The race for the 33rd state Senate District has narrowed to a showdown between the G-men--Assemblyman Wayne Grisham (R-Norwalk) and Norwalk City Councilman Cecil N. Green, a Democrat.
In the days leading up to this week's filing deadline for the special March 17 election, several candidates in both parties dropped out, setting up the Grisham-Green confrontation.
Six others are also in the race to replace Sen. Paul Carpenter, who resigned after winning a seat on the State Board of Equalization, but none is expected to mount a serious challenge.
On Monday, Grisham's candidacy received a boost when former Hawaiian Gardens Mayor Margaret Vineyard bowed out. Vineyard and Cerritos Mayor Don Knabe, who earlier withdrew from the race, were considered Grisham's top Republican challengers. Both Vineyard and Knabe said Monday that they will endorse Grisham, 63, a two-term assemblyman.
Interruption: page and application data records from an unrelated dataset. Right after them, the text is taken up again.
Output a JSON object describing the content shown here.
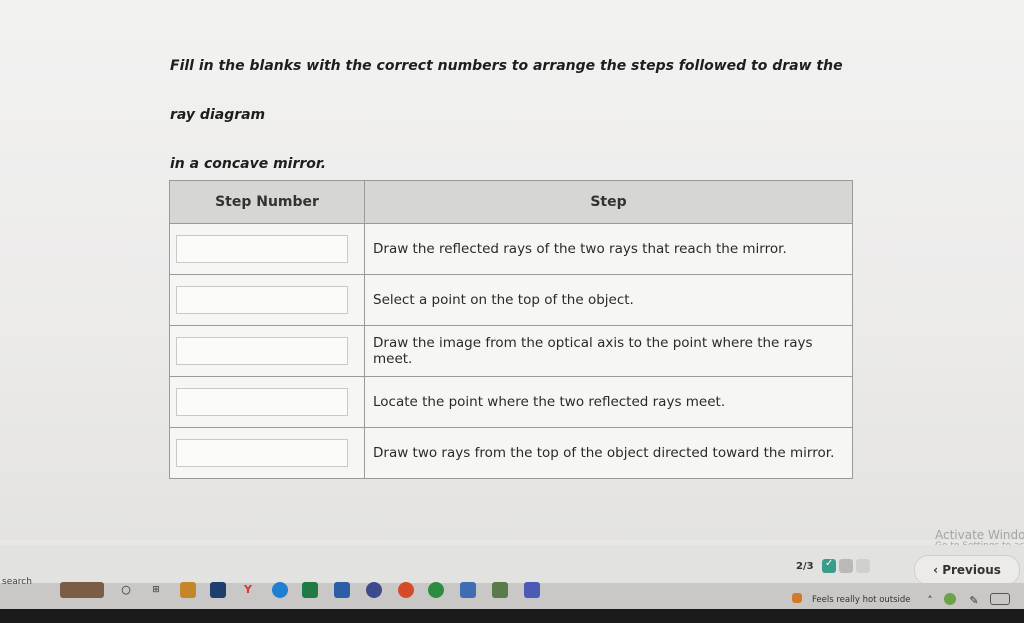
{
  "question": {
    "line1": "Fill in the blanks with the correct numbers to arrange the steps followed to draw the ray diagram",
    "line2": "in a concave mirror."
  },
  "table": {
    "headers": [
      "Step Number",
      "Step"
    ],
    "rows": [
      {
        "step": "Draw the reflected rays of the two rays that reach the mirror."
      },
      {
        "step": "Select a point on the top of the object."
      },
      {
        "step": "Draw the image from the optical axis to the point where the rays meet."
      },
      {
        "step": "Locate the point where the two reflected rays meet."
      },
      {
        "step": "Draw two rays from the top of the object directed toward the mirror."
      }
    ]
  },
  "navigation": {
    "page_indicator": "2/3",
    "previous_label": "Previous",
    "previous_icon": "chevron-left-icon"
  },
  "windows_watermark": {
    "line1": "Activate Windo",
    "line2": "Go to Settings to ac"
  },
  "taskbar": {
    "search_text": "search",
    "weather_text": "Feels really hot outside"
  },
  "colors": {
    "progress_done": "#3a9d8a",
    "header_bg": "#d6d6d4"
  }
}
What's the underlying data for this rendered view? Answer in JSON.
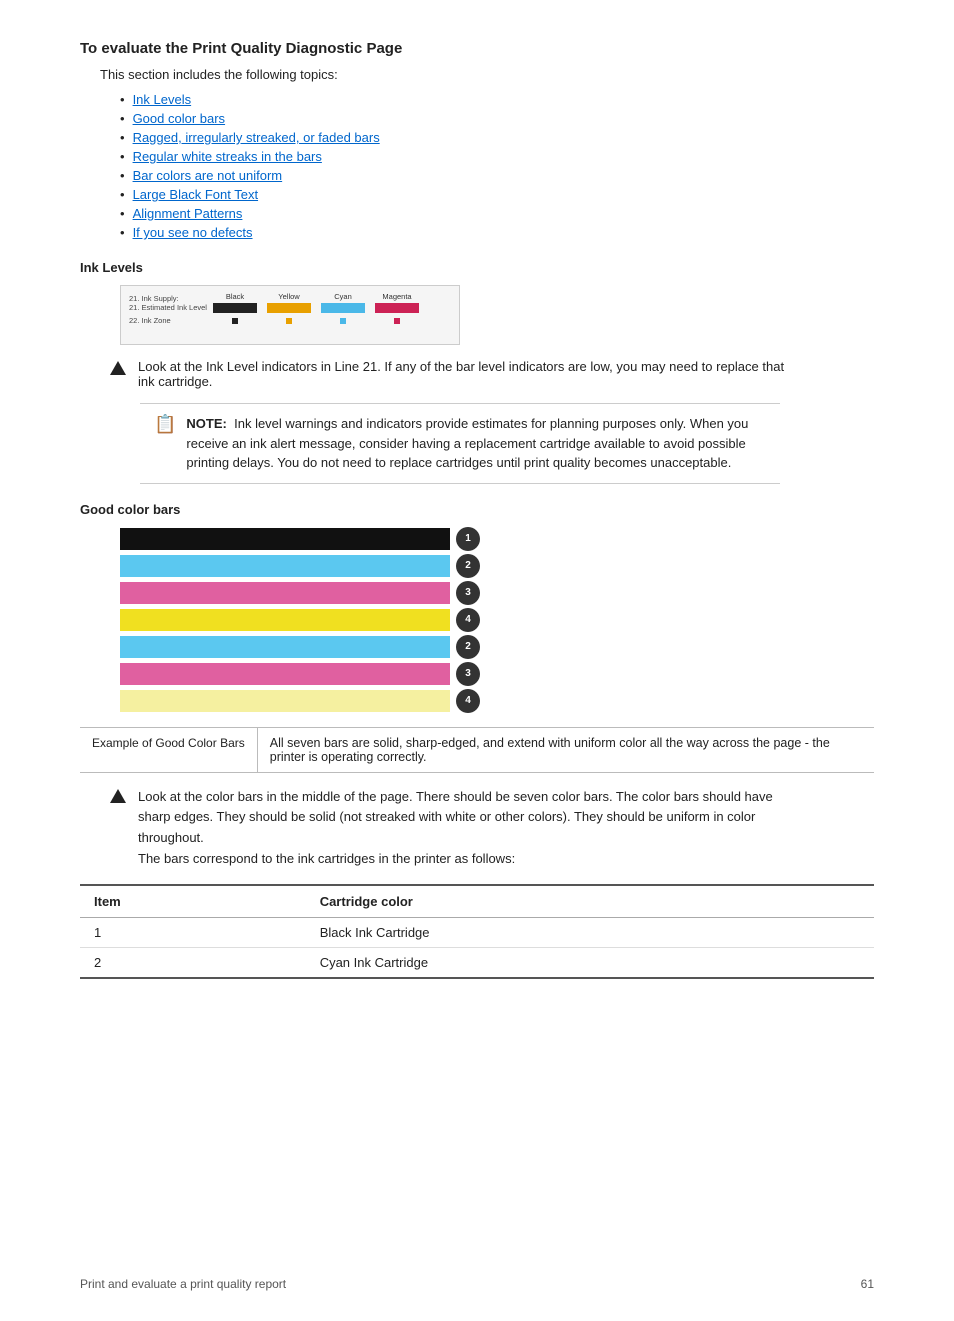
{
  "page": {
    "heading": "To evaluate the Print Quality Diagnostic Page",
    "intro": "This section includes the following topics:",
    "toc": [
      {
        "label": "Ink Levels",
        "href": "#ink-levels"
      },
      {
        "label": "Good color bars",
        "href": "#good-color-bars"
      },
      {
        "label": "Ragged, irregularly streaked, or faded bars",
        "href": "#ragged"
      },
      {
        "label": "Regular white streaks in the bars",
        "href": "#white-streaks"
      },
      {
        "label": "Bar colors are not uniform",
        "href": "#not-uniform"
      },
      {
        "label": "Large Black Font Text",
        "href": "#large-black-font"
      },
      {
        "label": "Alignment Patterns",
        "href": "#alignment"
      },
      {
        "label": "If you see no defects",
        "href": "#no-defects"
      }
    ],
    "ink_levels_heading": "Ink Levels",
    "ink_levels_warning": "Look at the Ink Level indicators in Line 21. If any of the bar level indicators are low, you may need to replace that ink cartridge.",
    "note_label": "NOTE:",
    "note_text": "Ink level warnings and indicators provide estimates for planning purposes only. When you receive an ink alert message, consider having a replacement cartridge available to avoid possible printing delays. You do not need to replace cartridges until print quality becomes unacceptable.",
    "good_color_bars_heading": "Good color bars",
    "color_bars_example_label": "Example of Good Color Bars",
    "color_bars_example_desc": "All seven bars are solid, sharp-edged, and extend with uniform color all the way across the page - the printer is operating correctly.",
    "look_text": "Look at the color bars in the middle of the page. There should be seven color bars. The color bars should have sharp edges. They should be solid (not streaked with white or other colors). They should be uniform in color throughout.\nThe bars correspond to the ink cartridges in the printer as follows:",
    "table_headers": [
      "Item",
      "Cartridge color"
    ],
    "table_rows": [
      {
        "item": "1",
        "color": "Black Ink Cartridge"
      },
      {
        "item": "2",
        "color": "Cyan Ink Cartridge"
      }
    ],
    "footer_left": "Print and evaluate a print quality report",
    "footer_page": "61",
    "bar_numbers": [
      "1",
      "2",
      "3",
      "4",
      "2",
      "3",
      "4"
    ]
  }
}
Like Knabe, Vineyard cited party unity as the reason for withdrawing from the race. "My staying in the race would only split the Republican vote," said Vineyard, who came close to beating Carpenter in 1984. "Now I think Wayne has a good chance of taking this seat in the primary. Besides, I think it's better to keep this one big, happy family."
Vineyard denied that she had been pressured by state GOP leaders to step aside, although she did say she had a number of discussions with Senate Republicans about her chances in the race. Knabe bowed out after Gov. George Deukmejian met with the Cerritos mayor and Grisham, urging one of the two to withdraw to avoid a costly campaign.
Both Could Run
Should Grisham win the Senate seat, Vineyard said, she will run for his 63rd Assembly District seat. "I have already called my sign maker," she said, "and told him to switch the numbers from 33rd to 63rd . . . ."
Knabe is also considered a potential candidate for Grisham's Assembly seat, but the aide to Los Angeles County Supervisor Deane Dana stopped short of announcing his candidacy.
On the Democratic side of the Senate contest, Green's top two rivals, former Cypress Mayor Otto Lacayo and retired Downey Municipal Judge Leon Emerson, also dropped out on Monday. Emerson, who has joined forces with Green as the campaign vice chairman, said he was unable to raise enough money to finance "a credible race." Lacayo said it would be difficult to overcome Green's broad base of support, including key endorsements from Senate President Pro Tem David A. Roberti (D-Los Angeles) and Carpenter.
Like Carpenter, Lacayo is a longtime Cypress resident, but the two have not been close since they ran against each other for the Assembly in 1974.
"He's had an ax to grind with me for some time," Lacayo said of Carpenter, "and it is clear that if I had stayed in the race, he would have done what he could have to defeat me."
Unlike Emerson, Lacayo said he will not endorse Green because that "would be an endorsement for Carpenter, and I won't do that."
Some believe that Emerson is positioning himself for a run at the Assembly should Grisham win, but he said at this point, "I'm concentrating on getting Cecil elected." Lacayo, however, said he will spend the next year gathering support for another try at the 33rd Senate seat in the June, 1988, primary.
David Hayes, a trustee in the South Whittier School District, is the only other Democrat in the race. The retired Los Angeles County sheriff's deputy said he decided to stay in the race "to give the people a choice." He acknowledged that some state Democrats are upset that he did not join Emerson and Lacayo on the sidelines, leaving Green as the lone Democrat in the race.
Hayes, a first-time candidate, summed up his chances this way: "No doubt it's an uphill battle, but it will give me some experience." He said he might also run for Grisham's Assembly seat.
Other GOP Candidates
The other Republicans are R. O. Davis, a Buena Park businessman; Verner S. Waite, a Cypress physician, and David Shapiro, a Cypress political science student. Also running are photojournalist Lee Connelly, a Buena Park Libertarian, and court service officer Ed Evans, a Peace and Freedom Party member who lives in Cypress.
If no candidate wins more than 50% of the vote in March, there will be a runoff in May among the top vote-getters from each party.
Registration in the district is 53.8% Democratic and 38% Republican. But the district, which lies 25% within northwest Orange County and 75% within southeast Los Angeles County, is regarded as a political tossup because GOP voters traditionally are more loyal to their candidates and go to the polls in heavier numbers than Democrats.